Other than my bed, the classroom is the place where I’ve spent the single most amount of time over the course of my entire life.  After 19 years in formal education in the United States, I thought I knew a thing or two about school.  One of the wonderful opportunities we have as Peace Corps volunteers is to appreciate the different approaches societies take to things as central as education.  Sin más preambulos, here is a list of things I never knew about school with my new Nicaraguan context: Continue reading Things I Never Knew about School

May We Aprovechar Peace Corps

In May 2014, we used the ideas of May Day to start a new tradition in our family: setting intentions for the following year together. Just as May Day has been a celebration of spring and new life growing, we wanted to plant the seeds of our intentions with the hope that they would grow over the year to come. And grow they did!

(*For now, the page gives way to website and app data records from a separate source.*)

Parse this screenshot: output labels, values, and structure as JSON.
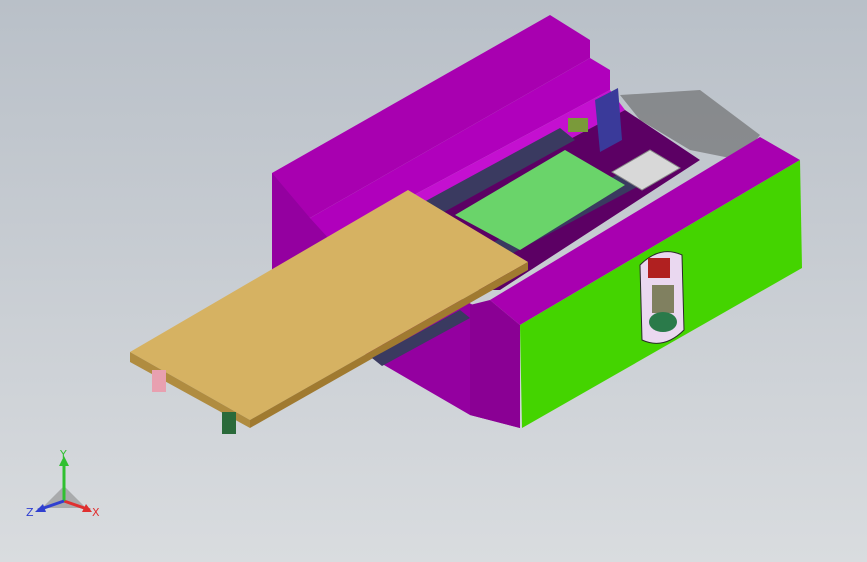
{
  "viewport": {
    "title": "",
    "background_top": "#b9c0c8",
    "background_bottom": "#d9dcdf"
  },
  "model": {
    "colors": {
      "frame": "#a800b0",
      "frame_dark": "#7c0084",
      "side_panel": "#44d400",
      "side_panel_top": "#a800b0",
      "platform": "#d6b262",
      "platform_edge": "#b08c40",
      "bed": "#6ad46a",
      "rail": "#3a3a60",
      "bracket": "#3a3a9a",
      "shadow": "#6f6f6f"
    }
  },
  "triad": {
    "x_label": "X",
    "y_label": "Y",
    "z_label": "Z",
    "x_color": "#e03030",
    "y_color": "#30c030",
    "z_color": "#3040d0"
  }
}
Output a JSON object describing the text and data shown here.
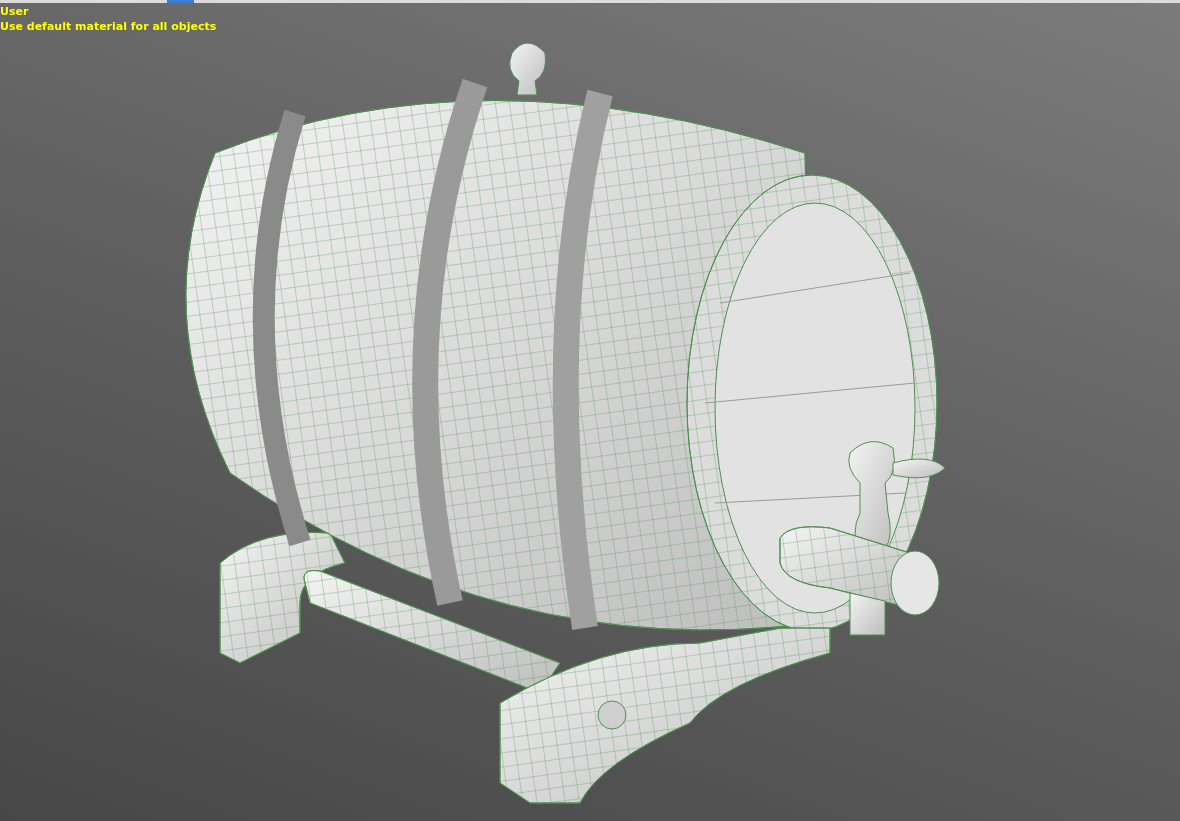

In May 2015, we began reflecting on those intentions, taking a deeper look at our journey into the Peace Corps, Pre-Service Training, our first few months at site and into our first year.  It took a bit longer than we anticipated to reflect on those first five intentions, and we set our “May Day Intentions” a little late (in August) last year.  We chose to focus them on the rest of our Peace Corps service.

Thus, to celebrate May Day this year, we are echoing these intentions and for duration of our time left in Peace Corps Nicaragua:

May we seek to empower others so that our service means more than 27 months.

May we continue to set healthy expectations for ourselves.

May we embrace the present as our time here is limited.

May we be as intentional in our relationships as we are in our to do lists.

May we realize that our Peace Corps Experience is what we make of it.


We’d love to hear from you, too.  What intentions do you have (or want to set) for yourself?

Dicho for Not Sweating the Small Stuff

Few dichos capture the essence of an entire culture.  Usually, they represent specific feelings or experiences to be applied in certain contexts.  However, every so often I come across an expression that encapsulates the Nicaraguan ethos.

Hay más tiempo que vida – There is more time than life.

On the surface, this dicho may not make any sense to you (I know it didn’t to me).  However, after living in Nicaragua for over a year and a half, it’s starting to sink in.  I see this dicho lived out by the ladies sitting outside in their rocking chairs, chatting with neighbors and passersby; school ending an hour early so the teachers can attend a vigil for a beloved community member; or walking an 11-hour pilgrimage instead of taking the 90 minute ride in the back of a truck.  Although life may be short, that doesn’t mean we have to meticulously schedule every second in an inflexible quest to cross off tasks from ever expanding to-do lists.  Instead, take time for what matters most, even if that means what you had scheduled for today doesn’t get done until tomorrow.